In addition, cattle are major producers of greenhouse gases — the ones that are largely responsible for climate change. If we were to get our protein from farm-raised grasshoppers instead of cattle, it’s been suggested that we could reduce greenhouse gases by 20 to 40 percent.
Tell us a bit about your sourcing process - what regions do your bugs come from?
I have a “resources” section in my cookbook, which was revised and updated in 2013. But there are plenty of places online that now sell edible bugs. Especially popular right now is cricket powder, or “flour,” made from roasted and ground-up crickets. You can use this powder as a nutritional supplement in things like baked goods, smoothies or flapjacks. You can also go out and harvest your own bugs - but only if you’re sure the bugs are living in pesticide-free environments.
Because I am frequently cooking for large groups (the Explorers Club banquet was attended by a thousand people), I need to make sure I can get large quantities of bugs, ideally year-round. I currently have a stockpile of Chinese black ants, dried locusts from Paris, and Mezcal “worms” (blue agave caterpillars) from Mexico.
What is the most difficult bug to work with?
The larvae of bees are delicious, but hard for me to collect and keep fresh. To get them, I first freeze a piece of honeycomb then break it apart to extract the larval bees. When frozen, they’re like little white bullets. However, once they begin to thaw, they deteriorate really rapidly. For this reason, I don’t get to serve them very often outside my home.
What's next on the horizon for you?
I’d like to do more private parties and special events in Hollywood and for some of our local hi-tech companies. These folks are the opinion-shapers in our society. In other words, if Leonardo DiCaprio is doing it, everyone will want to follow suit. I’m finding a very receptive audience in Hollywood (check out my appearance on the Late Late Show With James Corden online) and am waiting to find the right catering company down there to help bring my message of nutritious, delicious bugs for all.

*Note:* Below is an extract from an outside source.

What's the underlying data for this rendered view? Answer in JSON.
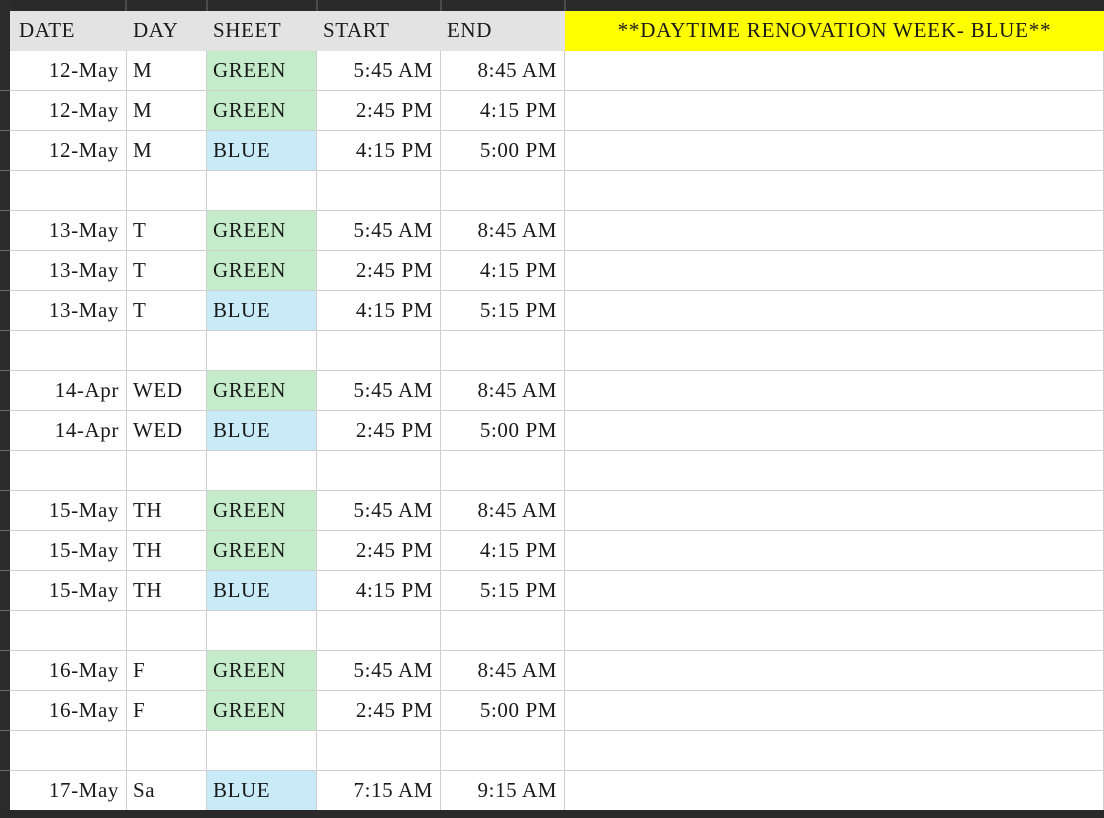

Bonus last question: As a long time Seattleite, where is your favorite Seattle summer hang?
Look for me at Darrell’s Tavern on Aurora Blvd. My studio’s right upstairs from there.
For more info, check out David's website.